by Aaron Kase

on May 7, 2015

If you’re feeling tired, depressed or otherwise unhealthy, the problem could be a magnesium deficiency. In this Food is Medicine video, Dr. Josh Axe, a chiropractor and natural medicine expert, points out eight warning signs that you aren’t getting enough of the mineral in your diet.

“There is a good chance you have a health condition, and if you just got more magnesium it could be gone for good,” Dr. Axe says.

If you are one of the 80 percent of Americans are magnesium deficient, take heed if you have any of these symptoms or diseases:

Headache: “Whether you have a tension headache or a migraine headache, that’s a big warning sign,” Dr. Axe says. Magnesium helps with cellular function and relaxing muscles so it can bring relief to ongoing or persistent headaches.

Muscle Cramps: While many people know a potassium deficiency can cause muscle cramps, it’s less well known that lack of magnesium can be another culprit.

Osteoporosis: This bone degenerative condition that frequently accompanies old age is another sign you don’t have enough magnesium in your diet. The same also applies to osteopenia or any other sign of weak bones — your body needs magnesium in order to take advantage of calcium and keep your skeletal system healthy. “It’s critical for building strong bones,” says the doctor.
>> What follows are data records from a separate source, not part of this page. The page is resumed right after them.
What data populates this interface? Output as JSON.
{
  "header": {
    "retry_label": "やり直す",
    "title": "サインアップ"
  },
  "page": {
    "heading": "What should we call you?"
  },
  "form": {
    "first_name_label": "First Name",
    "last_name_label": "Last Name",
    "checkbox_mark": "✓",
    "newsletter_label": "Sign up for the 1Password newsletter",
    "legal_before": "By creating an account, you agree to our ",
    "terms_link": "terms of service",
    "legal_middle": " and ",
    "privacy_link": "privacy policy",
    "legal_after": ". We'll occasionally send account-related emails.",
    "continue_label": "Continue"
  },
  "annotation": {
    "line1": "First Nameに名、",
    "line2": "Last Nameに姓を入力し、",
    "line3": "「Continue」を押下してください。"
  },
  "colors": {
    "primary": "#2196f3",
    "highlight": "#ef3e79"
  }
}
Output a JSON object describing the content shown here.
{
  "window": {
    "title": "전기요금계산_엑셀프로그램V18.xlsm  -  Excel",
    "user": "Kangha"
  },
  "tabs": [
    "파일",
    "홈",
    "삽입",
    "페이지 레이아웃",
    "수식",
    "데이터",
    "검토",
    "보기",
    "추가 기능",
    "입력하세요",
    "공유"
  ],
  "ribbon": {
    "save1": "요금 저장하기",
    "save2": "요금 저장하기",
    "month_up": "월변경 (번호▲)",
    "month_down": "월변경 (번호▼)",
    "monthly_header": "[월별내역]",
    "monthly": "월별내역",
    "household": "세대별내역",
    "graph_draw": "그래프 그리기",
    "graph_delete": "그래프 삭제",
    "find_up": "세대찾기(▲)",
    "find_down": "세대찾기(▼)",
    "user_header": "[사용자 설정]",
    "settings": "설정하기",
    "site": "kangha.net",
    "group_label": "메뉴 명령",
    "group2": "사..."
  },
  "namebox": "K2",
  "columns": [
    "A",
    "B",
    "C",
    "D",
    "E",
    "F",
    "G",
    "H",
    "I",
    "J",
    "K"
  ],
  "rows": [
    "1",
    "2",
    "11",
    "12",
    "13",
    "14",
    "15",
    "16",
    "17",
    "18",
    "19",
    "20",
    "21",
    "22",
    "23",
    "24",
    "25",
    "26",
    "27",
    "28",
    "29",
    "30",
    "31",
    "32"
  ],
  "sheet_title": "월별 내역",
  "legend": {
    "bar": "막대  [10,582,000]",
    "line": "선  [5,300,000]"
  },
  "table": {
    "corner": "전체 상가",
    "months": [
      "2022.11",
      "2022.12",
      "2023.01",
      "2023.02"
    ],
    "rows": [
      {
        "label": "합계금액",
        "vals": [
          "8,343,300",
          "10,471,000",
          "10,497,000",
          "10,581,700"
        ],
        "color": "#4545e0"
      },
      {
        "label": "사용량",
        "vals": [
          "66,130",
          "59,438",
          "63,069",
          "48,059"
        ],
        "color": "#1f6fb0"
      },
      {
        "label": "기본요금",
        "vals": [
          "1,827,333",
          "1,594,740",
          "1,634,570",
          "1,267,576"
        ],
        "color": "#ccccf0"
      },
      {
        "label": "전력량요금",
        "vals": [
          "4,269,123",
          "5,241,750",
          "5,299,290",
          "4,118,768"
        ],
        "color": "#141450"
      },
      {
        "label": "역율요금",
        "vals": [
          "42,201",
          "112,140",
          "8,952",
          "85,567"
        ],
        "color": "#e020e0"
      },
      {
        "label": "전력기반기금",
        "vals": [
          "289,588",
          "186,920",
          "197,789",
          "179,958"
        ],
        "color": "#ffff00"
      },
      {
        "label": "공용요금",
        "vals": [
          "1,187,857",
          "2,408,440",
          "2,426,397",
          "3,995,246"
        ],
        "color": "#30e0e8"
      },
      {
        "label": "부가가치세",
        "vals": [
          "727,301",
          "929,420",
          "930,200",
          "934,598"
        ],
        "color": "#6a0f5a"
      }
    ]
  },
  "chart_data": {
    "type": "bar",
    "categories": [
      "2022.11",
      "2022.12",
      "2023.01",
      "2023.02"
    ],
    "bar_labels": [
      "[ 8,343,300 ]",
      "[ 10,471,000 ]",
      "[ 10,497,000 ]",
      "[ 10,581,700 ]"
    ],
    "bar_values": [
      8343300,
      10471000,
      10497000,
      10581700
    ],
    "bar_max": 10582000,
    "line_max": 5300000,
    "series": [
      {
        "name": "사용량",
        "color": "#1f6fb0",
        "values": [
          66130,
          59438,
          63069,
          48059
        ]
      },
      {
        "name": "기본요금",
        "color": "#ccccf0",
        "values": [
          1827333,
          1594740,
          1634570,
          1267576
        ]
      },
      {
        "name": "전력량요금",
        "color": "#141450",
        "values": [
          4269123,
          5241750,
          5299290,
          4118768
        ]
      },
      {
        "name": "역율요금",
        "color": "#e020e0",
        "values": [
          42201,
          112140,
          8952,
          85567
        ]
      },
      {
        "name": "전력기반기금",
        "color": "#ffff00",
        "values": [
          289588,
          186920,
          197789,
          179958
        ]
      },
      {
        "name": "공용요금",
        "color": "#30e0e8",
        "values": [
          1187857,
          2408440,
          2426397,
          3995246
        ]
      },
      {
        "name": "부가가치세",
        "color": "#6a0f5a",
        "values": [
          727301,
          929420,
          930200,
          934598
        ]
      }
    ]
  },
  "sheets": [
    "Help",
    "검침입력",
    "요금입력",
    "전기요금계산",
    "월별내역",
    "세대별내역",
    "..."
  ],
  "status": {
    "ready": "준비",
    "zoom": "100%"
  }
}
Diabetes: “Magnesium is a critical mineral for improving glucose absorption and really balancing out your blood sugar,” Dr. Axe tells us. Even if you aren’t diagnosed with full-blown diabetes, if you get tired after eating it could be a sign that your blood sugars are unbalanced.

High Blood Pressure: Try a natural solution before you sign up for daily blood pressure medication for the rest of your life. “Magnesium has been shown to be one of the best natural remedies to naturally lower or balance out your blood pressure,” says Dr. Axe.
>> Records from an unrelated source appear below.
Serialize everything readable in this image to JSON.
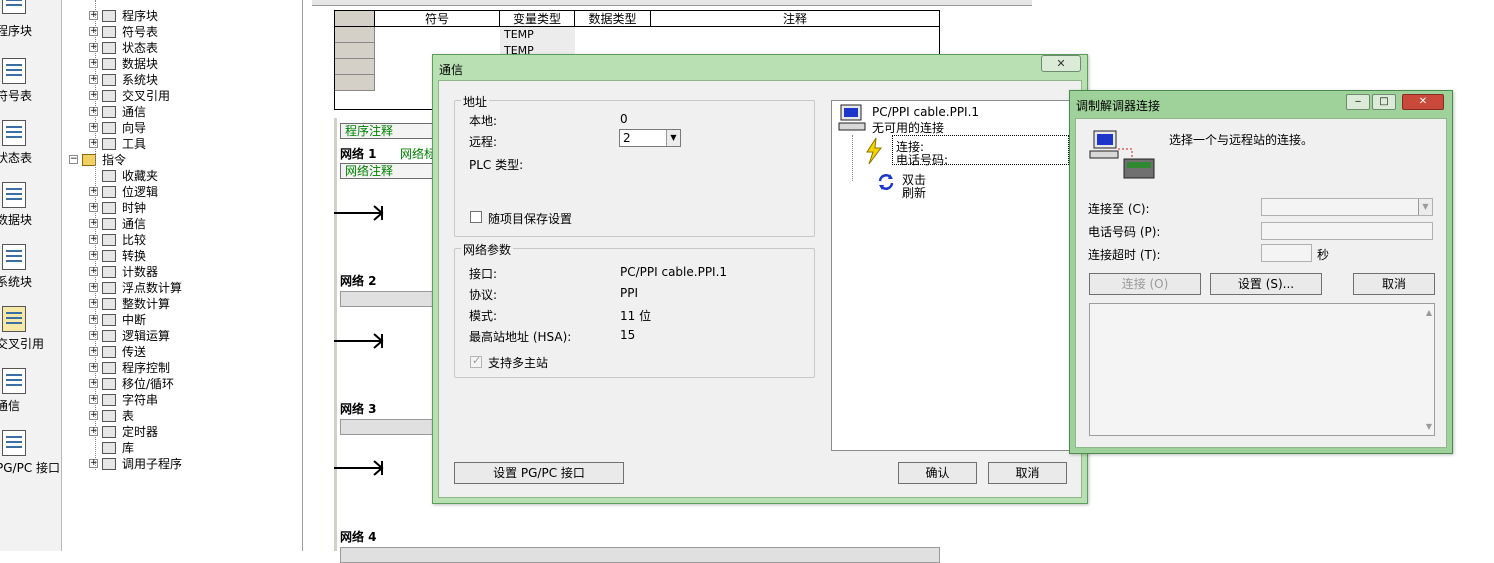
{
  "navbar": {
    "items": [
      {
        "label": "程序块",
        "icon": "program-block-icon"
      },
      {
        "label": "符号表",
        "icon": "symbol-table-icon"
      },
      {
        "label": "状态表",
        "icon": "status-table-icon"
      },
      {
        "label": "数据块",
        "icon": "data-block-icon"
      },
      {
        "label": "系统块",
        "icon": "system-block-icon"
      },
      {
        "label": "交叉引用",
        "icon": "cross-reference-icon"
      },
      {
        "label": "通信",
        "icon": "communication-icon"
      },
      {
        "label": "PG/PC 接口",
        "icon": "pgpc-interface-icon"
      }
    ]
  },
  "tree": {
    "items": [
      {
        "label": "程序块",
        "level": 1,
        "expander": "+"
      },
      {
        "label": "符号表",
        "level": 1,
        "expander": "+"
      },
      {
        "label": "状态表",
        "level": 1,
        "expander": "+"
      },
      {
        "label": "数据块",
        "level": 1,
        "expander": "+"
      },
      {
        "label": "系统块",
        "level": 1,
        "expander": "+"
      },
      {
        "label": "交叉引用",
        "level": 1,
        "expander": "+"
      },
      {
        "label": "通信",
        "level": 1,
        "expander": "+"
      },
      {
        "label": "向导",
        "level": 1,
        "expander": "+"
      },
      {
        "label": "工具",
        "level": 1,
        "expander": "+"
      },
      {
        "label": "指令",
        "level": 0,
        "expander": "-"
      },
      {
        "label": "收藏夹",
        "level": 1,
        "expander": ""
      },
      {
        "label": "位逻辑",
        "level": 1,
        "expander": "+"
      },
      {
        "label": "时钟",
        "level": 1,
        "expander": "+"
      },
      {
        "label": "通信",
        "level": 1,
        "expander": "+"
      },
      {
        "label": "比较",
        "level": 1,
        "expander": "+"
      },
      {
        "label": "转换",
        "level": 1,
        "expander": "+"
      },
      {
        "label": "计数器",
        "level": 1,
        "expander": "+"
      },
      {
        "label": "浮点数计算",
        "level": 1,
        "expander": "+"
      },
      {
        "label": "整数计算",
        "level": 1,
        "expander": "+"
      },
      {
        "label": "中断",
        "level": 1,
        "expander": "+"
      },
      {
        "label": "逻辑运算",
        "level": 1,
        "expander": "+"
      },
      {
        "label": "传送",
        "level": 1,
        "expander": "+"
      },
      {
        "label": "程序控制",
        "level": 1,
        "expander": "+"
      },
      {
        "label": "移位/循环",
        "level": 1,
        "expander": "+"
      },
      {
        "label": "字符串",
        "level": 1,
        "expander": "+"
      },
      {
        "label": "表",
        "level": 1,
        "expander": "+"
      },
      {
        "label": "定时器",
        "level": 1,
        "expander": "+"
      },
      {
        "label": "库",
        "level": 1,
        "expander": ""
      },
      {
        "label": "调用子程序",
        "level": 1,
        "expander": "+"
      }
    ]
  },
  "symbol_table": {
    "headers": [
      "符号",
      "变量类型",
      "数据类型",
      "注释"
    ],
    "rows": [
      {
        "var_type": "TEMP"
      },
      {
        "var_type": "TEMP"
      }
    ]
  },
  "editor": {
    "program_comment": "程序注释",
    "networks": [
      {
        "title": "网络 1",
        "inline_comment": "网络标",
        "comment": "网络注释"
      },
      {
        "title": "网络 2"
      },
      {
        "title": "网络 3"
      },
      {
        "title": "网络 4"
      }
    ]
  },
  "comm_dialog": {
    "title": "通信",
    "close_label": "✕",
    "address_group": "地址",
    "local_label": "本地:",
    "local_value": "0",
    "remote_label": "远程:",
    "remote_value": "2",
    "plc_type_label": "PLC 类型:",
    "save_with_project": "随项目保存设置",
    "network_group": "网络参数",
    "interface_label": "接口:",
    "interface_value": "PC/PPI cable.PPI.1",
    "protocol_label": "协议:",
    "protocol_value": "PPI",
    "mode_label": "模式:",
    "mode_value": "11 位",
    "hsa_label": "最高站地址 (HSA):",
    "hsa_value": "15",
    "multimaster_label": "支持多主站",
    "tree_cable": "PC/PPI cable.PPI.1",
    "tree_no_connection": "无可用的连接",
    "tree_connect": "连接:",
    "tree_phone": "电话号码:",
    "tree_double_click": "双击",
    "tree_refresh": "刷新",
    "setup_pgpc_button": "设置 PG/PC 接口",
    "ok_button": "确认",
    "cancel_button": "取消"
  },
  "modem_dialog": {
    "title": "调制解调器连接",
    "minimize": "‒",
    "maximize": "□",
    "close": "✕",
    "prompt": "选择一个与远程站的连接。",
    "connect_to_label": "连接至 (C):",
    "phone_label": "电话号码 (P):",
    "timeout_label": "连接超时 (T):",
    "seconds": "秒",
    "connect_button": "连接 (O)",
    "settings_button": "设置 (S)...",
    "cancel_button": "取消"
  }
}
Insomnia: If you have trouble falling asleep, or you wake up in the middle of the night and can’t go back to sleep, magnesium could again be your problem. The best time to take a supplement, the doctor suggests, is with dinner or right before bed in the evening.

Anxiety and Depression: Taking magnesium can help relieve these widespread mood disorders and get you back on an even keel. “It is a vital mineral for overall mood,” Dr. Axe says.

Muscle Pain: The mineral can also help people who suffer from muscle pain or fibromyalgia. “Even within minutes of taking it, it can start to relax your muscles,” says the doctor.

Dr. Axe gives a bonus warning sign as well: If you struggle with constipation, you can help move things along by upping your magnesium intake.

So if you do suffer from any of the above symptoms, how can you get more magnesium in your diet to see if it helps? First of all, make sure you consume plenty of fruits, vegetables, nuts and seeds in your day-to-day meals. Dr. Axe especially recommends avocados, bananas, and pumpkin seeds. You can also get supplements if you aren’t getting enough magnesium from food alone.

Check out the video below to learn more.